Task directions: Each entry below should be printed exactly, with every image left out.

Provided information:
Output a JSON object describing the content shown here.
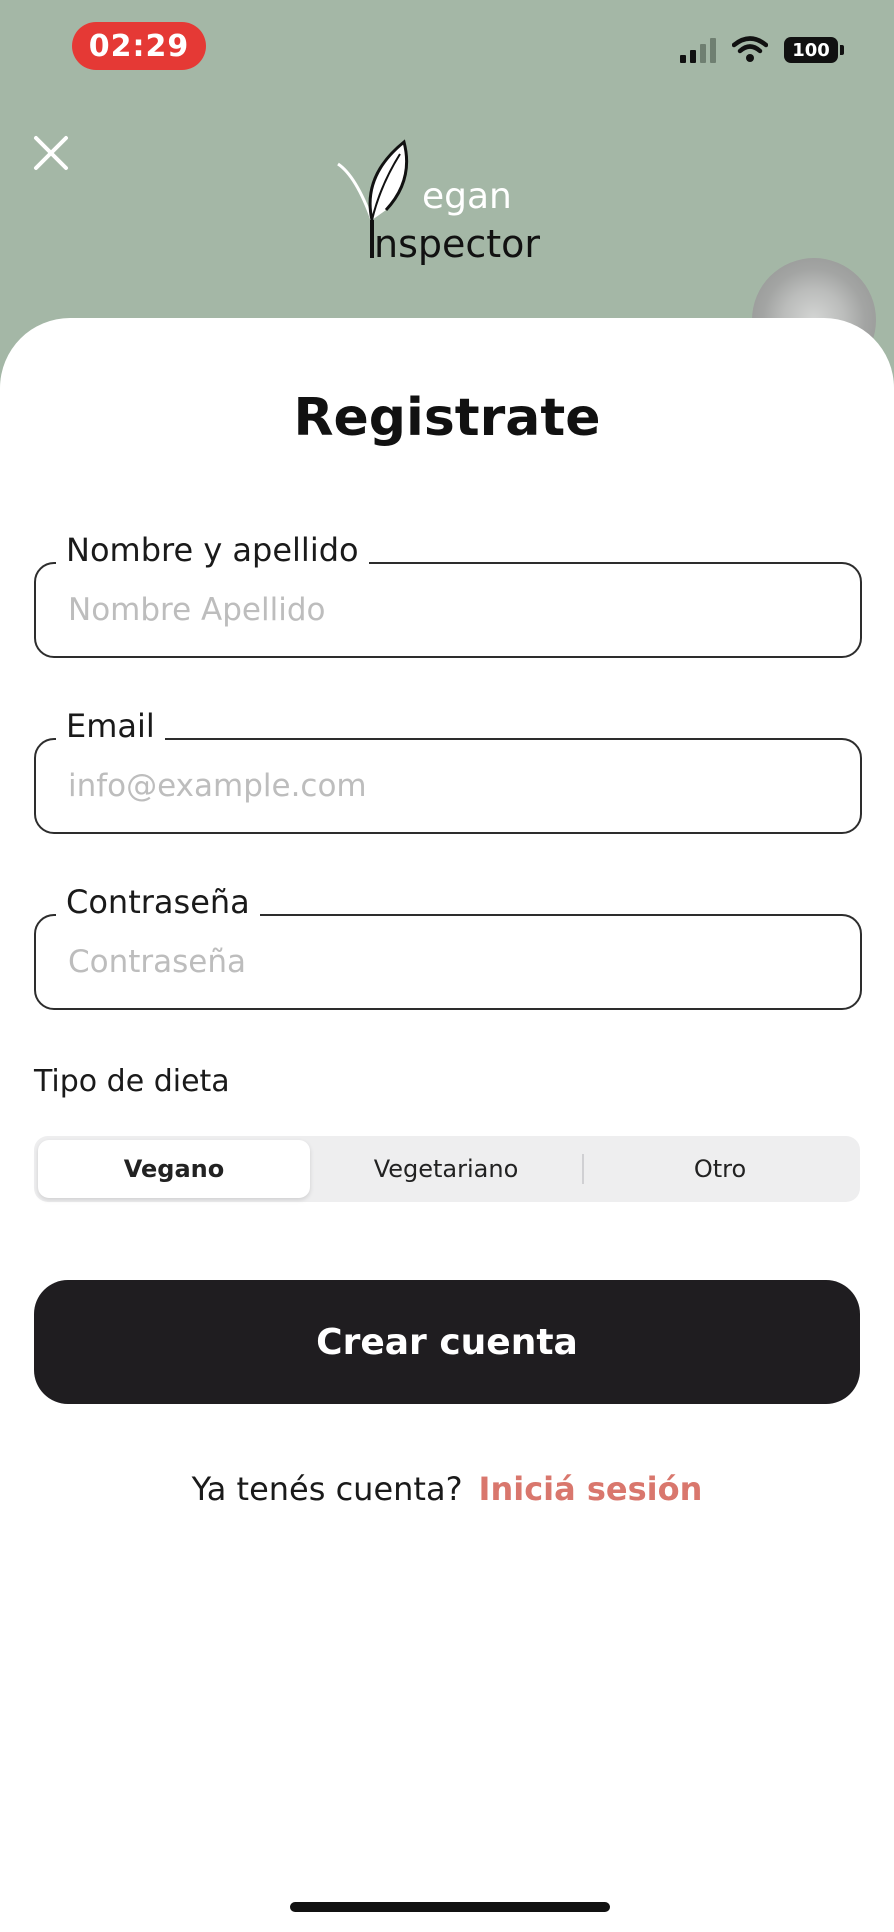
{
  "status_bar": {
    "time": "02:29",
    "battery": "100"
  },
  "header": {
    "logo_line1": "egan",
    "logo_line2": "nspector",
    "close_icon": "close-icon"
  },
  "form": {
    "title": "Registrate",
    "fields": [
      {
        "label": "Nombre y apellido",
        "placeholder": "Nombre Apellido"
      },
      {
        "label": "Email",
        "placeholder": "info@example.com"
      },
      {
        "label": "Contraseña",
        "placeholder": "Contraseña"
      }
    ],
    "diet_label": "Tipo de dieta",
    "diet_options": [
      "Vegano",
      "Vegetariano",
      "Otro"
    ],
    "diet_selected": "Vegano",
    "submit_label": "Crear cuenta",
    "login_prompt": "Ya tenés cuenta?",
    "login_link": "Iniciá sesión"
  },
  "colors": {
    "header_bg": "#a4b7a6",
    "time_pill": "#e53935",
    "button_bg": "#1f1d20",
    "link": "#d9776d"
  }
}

Result of the exercise:
Output a JSON object describing the content shown here.
{
  "status_bar": {
    "time": "02:29",
    "battery": "100"
  },
  "header": {
    "logo_line1": "egan",
    "logo_line2": "nspector",
    "close_icon": "close-icon"
  },
  "form": {
    "title": "Registrate",
    "fields": [
      {
        "label": "Nombre y apellido",
        "placeholder": "Nombre Apellido"
      },
      {
        "label": "Email",
        "placeholder": "info@example.com"
      },
      {
        "label": "Contraseña",
        "placeholder": "Contraseña"
      }
    ],
    "diet_label": "Tipo de dieta",
    "diet_options": [
      "Vegano",
      "Vegetariano",
      "Otro"
    ],
    "diet_selected": "Vegano",
    "submit_label": "Crear cuenta",
    "login_prompt": "Ya tenés cuenta?",
    "login_link": "Iniciá sesión"
  },
  "colors": {
    "header_bg": "#a4b7a6",
    "time_pill": "#e53935",
    "button_bg": "#1f1d20",
    "link": "#d9776d"
  }
}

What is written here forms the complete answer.